Sullivan used to work for Cancer Research UK [‘populist’ pressure group?]….funny how back then cost effectiveness wasn’t so much an issue…as long as any small benefit of a drug could be shown then NICE should fund it…..
Disappointment over NICE’s ruling on kidney drugs
Experts have greeted with dismay apreliminary decision by the UK’s Na-tional Institute for Health and ClinicalExcellence (NICE) on new agents forthe treatment of renal cell carcinoma(RCC). NICE stated that: ‘Bevacizumab,sorafenib, sunitinib and temsirolimusare not recommended as treatment options for advanced and/or meta-static RCC.’People currently receiving the drugs should have the option to continue therapy until they and their clinicians consider it appropriate to stop, NICE said. The recommendations were made in an appraisal consultation document and, at the time of writing, comments were still being received. NICE stated that the recommendations ‘are preliminary and may change after consultation.’ In the meantime, 25 professors of cancer medicine complained about the decision in a letter to the national newspaper, the Sunday Times.
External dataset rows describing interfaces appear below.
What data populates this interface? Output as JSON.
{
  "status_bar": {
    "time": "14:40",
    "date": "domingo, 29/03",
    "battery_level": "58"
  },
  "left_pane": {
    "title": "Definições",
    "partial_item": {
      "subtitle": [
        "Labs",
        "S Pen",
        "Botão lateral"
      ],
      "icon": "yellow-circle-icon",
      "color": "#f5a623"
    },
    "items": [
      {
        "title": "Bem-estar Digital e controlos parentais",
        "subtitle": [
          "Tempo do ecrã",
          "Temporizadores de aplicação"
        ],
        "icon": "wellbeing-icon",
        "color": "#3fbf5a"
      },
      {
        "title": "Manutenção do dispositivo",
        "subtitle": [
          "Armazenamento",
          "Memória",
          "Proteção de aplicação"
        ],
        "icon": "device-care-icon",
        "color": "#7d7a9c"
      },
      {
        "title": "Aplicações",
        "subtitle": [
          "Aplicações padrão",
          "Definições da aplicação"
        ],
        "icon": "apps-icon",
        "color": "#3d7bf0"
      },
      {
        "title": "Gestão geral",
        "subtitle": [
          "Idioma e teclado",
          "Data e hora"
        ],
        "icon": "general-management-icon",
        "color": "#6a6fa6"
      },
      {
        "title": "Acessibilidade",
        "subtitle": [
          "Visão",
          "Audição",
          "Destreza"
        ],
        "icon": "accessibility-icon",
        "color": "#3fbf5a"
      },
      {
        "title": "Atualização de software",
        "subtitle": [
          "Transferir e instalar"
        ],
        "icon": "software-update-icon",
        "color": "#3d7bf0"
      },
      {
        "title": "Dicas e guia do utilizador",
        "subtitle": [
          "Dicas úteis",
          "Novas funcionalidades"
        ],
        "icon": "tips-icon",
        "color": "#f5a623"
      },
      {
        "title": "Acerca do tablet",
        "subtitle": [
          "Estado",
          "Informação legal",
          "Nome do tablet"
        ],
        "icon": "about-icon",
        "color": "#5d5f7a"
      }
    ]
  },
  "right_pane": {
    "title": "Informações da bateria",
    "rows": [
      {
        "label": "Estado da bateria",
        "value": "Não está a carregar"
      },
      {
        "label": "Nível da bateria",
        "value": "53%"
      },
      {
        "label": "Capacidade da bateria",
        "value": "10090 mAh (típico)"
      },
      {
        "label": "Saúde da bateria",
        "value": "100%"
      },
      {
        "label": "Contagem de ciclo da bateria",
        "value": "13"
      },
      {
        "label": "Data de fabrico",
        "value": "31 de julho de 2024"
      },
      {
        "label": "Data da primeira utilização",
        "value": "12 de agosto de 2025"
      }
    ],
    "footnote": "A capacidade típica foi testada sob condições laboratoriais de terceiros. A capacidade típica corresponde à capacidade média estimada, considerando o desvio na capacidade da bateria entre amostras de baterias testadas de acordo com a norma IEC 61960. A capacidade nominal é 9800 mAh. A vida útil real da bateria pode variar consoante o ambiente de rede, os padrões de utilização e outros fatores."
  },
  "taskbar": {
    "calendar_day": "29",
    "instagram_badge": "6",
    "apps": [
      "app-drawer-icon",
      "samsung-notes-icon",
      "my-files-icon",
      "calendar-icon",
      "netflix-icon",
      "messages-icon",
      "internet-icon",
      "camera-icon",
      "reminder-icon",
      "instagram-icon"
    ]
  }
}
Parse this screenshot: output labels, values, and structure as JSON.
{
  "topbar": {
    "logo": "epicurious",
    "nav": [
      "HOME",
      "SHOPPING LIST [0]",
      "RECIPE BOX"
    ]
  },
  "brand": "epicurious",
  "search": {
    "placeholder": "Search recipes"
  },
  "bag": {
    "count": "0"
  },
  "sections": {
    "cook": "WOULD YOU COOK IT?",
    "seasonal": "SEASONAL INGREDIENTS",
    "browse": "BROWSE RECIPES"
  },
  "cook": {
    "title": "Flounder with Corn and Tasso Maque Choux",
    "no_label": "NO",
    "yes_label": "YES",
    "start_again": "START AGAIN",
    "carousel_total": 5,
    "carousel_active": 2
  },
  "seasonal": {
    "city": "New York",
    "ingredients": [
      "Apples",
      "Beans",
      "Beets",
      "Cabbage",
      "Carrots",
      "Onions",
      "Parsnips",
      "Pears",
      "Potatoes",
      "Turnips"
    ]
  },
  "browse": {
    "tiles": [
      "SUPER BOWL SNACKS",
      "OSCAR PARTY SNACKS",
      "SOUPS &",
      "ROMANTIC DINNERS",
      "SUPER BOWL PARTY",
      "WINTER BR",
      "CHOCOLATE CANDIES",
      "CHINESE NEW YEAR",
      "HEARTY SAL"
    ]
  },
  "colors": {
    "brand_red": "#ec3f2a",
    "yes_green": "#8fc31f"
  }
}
‘We are dismayed at the decision by NICE on the rationing of drugs for patients with advanced kidney cancer,’ they wrote. ‘Once again, NICE has shown how poorly it assesses new cancer treatments. Its economic formulae are simply not suitable for addressing cost effectiveness in this area of medicine. Mean survivals obscure the fact the some patients will obtain prolonged benefit from these drugs. It is essential that NICE gets its sums right.’ Cancer Research UK also expressed concern, and called for a change in the way NICE reviews the value of drugs for rare diseases, where clinical benefitis proven but evidence is limited. Professor Peter Johnson, the charity’s chief clinician, said, ‘We are disappointed at NICE’s view that although these drugs are clinically effective,their high price means that they arenot considered to be value for moneyfor the National Health Service. These drugs have shown a small but definite improvement in an illness where there are few alternative treatments. If this decision stands it will be very frustrating for cancer patients and their clinicians . ‘Although we understand that NICE often has to make difficult decisions,in this case there is a clear separation between what NICE finds to be valuable treatment, and clinical and patient opinion. Action is needed to bring these two positions closer together.’